Enough. With the House embracing its extremist wing, Obama must fill the leadership void. He should immediately use his executive authority to reform the draconian and inhumane detention and deportation system. He should create a legal means by which aspiring citizens can come forward to register for a program that provides them temporary relief from deportation.
Obama embraced his leadership two years ago when he recognized that our dysfunctional immigration system was deporting young people. After great pressure from young immigrants and allies, he created the Deferred Action for Childhood Arrivals program, which has allowed over 600,000 young people to become full participants in our democracy. The program – from an economic, societal, and political perspectives – has been a success.
The achievements of the “DACAmented” who are now reapplying for a two-year renewal, was celebrated at the White House this week when 10 individuals were named “Champions of Change” for their extraordinary work since applying for and becoming eligible for DACA.
One of these honorees is my colleague, Kamal Essaheb, who went from fighting to stop his own deportation to becoming a persuasive and powerful advocate in Washington.

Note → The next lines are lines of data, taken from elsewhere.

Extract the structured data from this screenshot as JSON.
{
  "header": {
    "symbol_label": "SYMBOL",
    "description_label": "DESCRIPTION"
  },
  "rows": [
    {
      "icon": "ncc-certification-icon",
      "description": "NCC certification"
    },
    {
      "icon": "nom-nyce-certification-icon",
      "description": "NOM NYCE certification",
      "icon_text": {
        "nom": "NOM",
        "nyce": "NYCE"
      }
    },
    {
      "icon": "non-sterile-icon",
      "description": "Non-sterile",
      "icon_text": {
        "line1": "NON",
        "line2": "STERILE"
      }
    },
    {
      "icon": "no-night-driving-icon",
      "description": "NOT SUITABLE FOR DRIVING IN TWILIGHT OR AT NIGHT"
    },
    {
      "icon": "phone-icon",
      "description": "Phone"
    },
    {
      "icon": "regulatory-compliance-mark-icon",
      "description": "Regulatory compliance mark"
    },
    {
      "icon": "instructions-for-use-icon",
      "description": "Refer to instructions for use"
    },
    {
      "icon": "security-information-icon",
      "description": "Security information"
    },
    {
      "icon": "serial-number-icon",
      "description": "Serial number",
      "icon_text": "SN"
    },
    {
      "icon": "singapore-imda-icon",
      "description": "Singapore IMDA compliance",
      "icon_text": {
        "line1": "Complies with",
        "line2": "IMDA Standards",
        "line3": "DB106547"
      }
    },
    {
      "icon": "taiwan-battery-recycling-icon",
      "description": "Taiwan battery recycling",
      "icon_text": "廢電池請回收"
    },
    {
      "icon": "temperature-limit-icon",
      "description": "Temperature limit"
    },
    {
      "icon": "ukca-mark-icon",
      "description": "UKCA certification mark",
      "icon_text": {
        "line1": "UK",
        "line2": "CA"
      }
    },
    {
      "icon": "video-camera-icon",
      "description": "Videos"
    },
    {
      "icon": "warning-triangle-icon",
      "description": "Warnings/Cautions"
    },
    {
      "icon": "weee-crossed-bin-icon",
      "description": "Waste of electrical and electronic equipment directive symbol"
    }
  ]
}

His personal journey exposes the Alice in Wonderland-like quality of our country’s deportation priorities: Just a few years ago, the government had prioritized this scholarship-winning law student for deportation. Earlier this week, the Obama administration lauded his contributions to this country.
Other DACA honorees shared their stories and their fears of being deported before DACA. They also lauded the program for letting them live a dignified life, work without being exploited, help support their parents and younger siblings economically, and achieve a higher education. They described the DACA program as giving them hope, opportunities, and unleashing their full potential.

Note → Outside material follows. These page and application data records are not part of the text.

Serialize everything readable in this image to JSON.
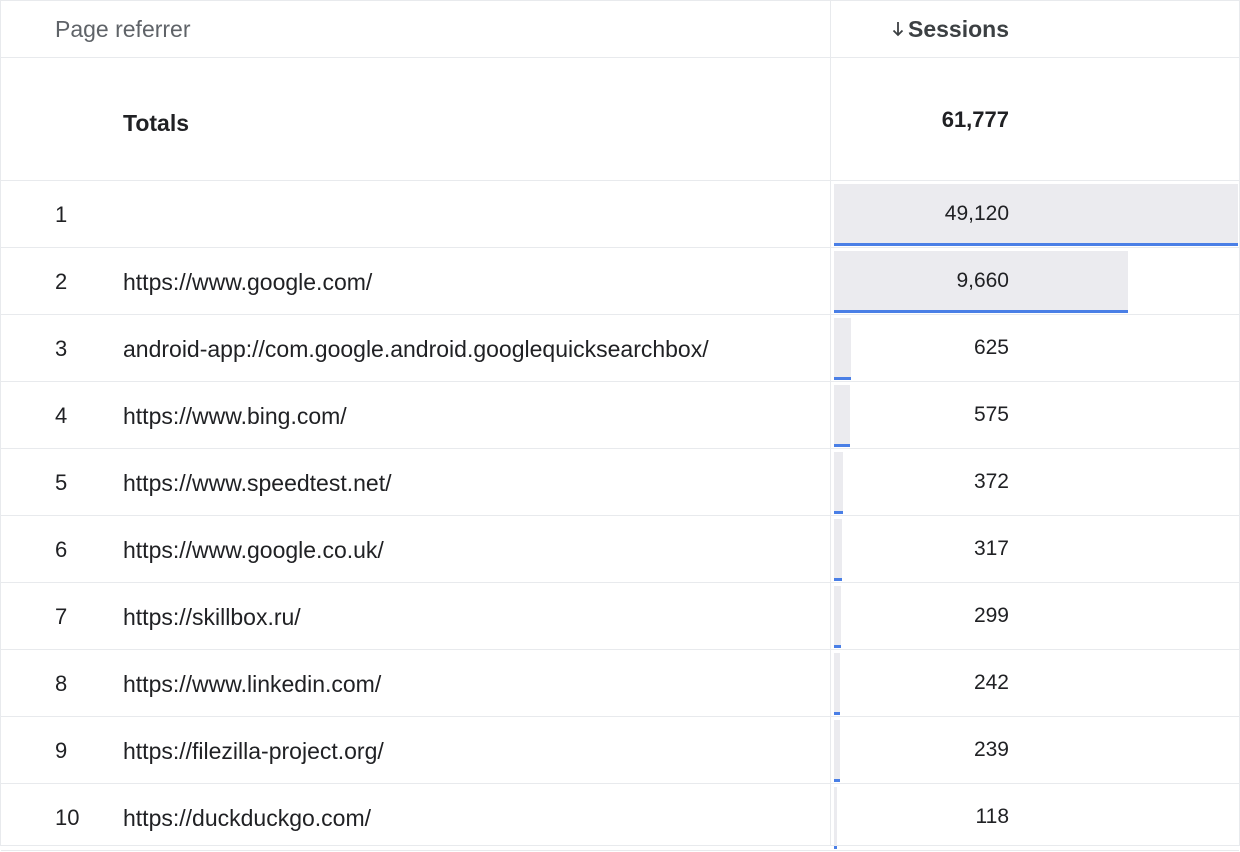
{
  "header": {
    "dimension_label": "Page referrer",
    "metric_label": "Sessions",
    "sort_icon": "arrow-down-icon"
  },
  "totals": {
    "label": "Totals",
    "value": "61,777"
  },
  "rows": [
    {
      "index": "1",
      "referrer": "",
      "sessions": "49,120",
      "share": 1.0
    },
    {
      "index": "2",
      "referrer": "https://www.google.com/",
      "sessions": "9,660",
      "share": 0.7284
    },
    {
      "index": "3",
      "referrer": "android-app://com.google.android.googlequicksearchbox/",
      "sessions": "625",
      "share": 0.0416
    },
    {
      "index": "4",
      "referrer": "https://www.bing.com/",
      "sessions": "575",
      "share": 0.0392
    },
    {
      "index": "5",
      "referrer": "https://www.speedtest.net/",
      "sessions": "372",
      "share": 0.022
    },
    {
      "index": "6",
      "referrer": "https://www.google.co.uk/",
      "sessions": "317",
      "share": 0.0196
    },
    {
      "index": "7",
      "referrer": "https://skillbox.ru/",
      "sessions": "299",
      "share": 0.0172
    },
    {
      "index": "8",
      "referrer": "https://www.linkedin.com/",
      "sessions": "242",
      "share": 0.0147
    },
    {
      "index": "9",
      "referrer": "https://filezilla-project.org/",
      "sessions": "239",
      "share": 0.0147
    },
    {
      "index": "10",
      "referrer": "https://duckduckgo.com/",
      "sessions": "118",
      "share": 0.0074
    }
  ],
  "colors": {
    "bar_fill": "#ebebef",
    "bar_line": "#4a7fe6",
    "grid": "#e8eaed"
  }
}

Imagine the impact a similar program would have on our community and economy if it were created for all aspiring citizens. Obama has the legal authority to end the deportation madness that continues under his administration. With each passing moment, his moral responsibility to do right by American families increases as well.
Former Sen. Scott Brown, R-Mass., candidate for U.S. Senate in New Hampshire, holds his hand over his heart during the singing of the national anthem as he waits to take the stage for his town hall campaign rally with Sen. John McCain at the Pinkerton Academy in Derry, N.H., on Monday, Aug. 18, 2014.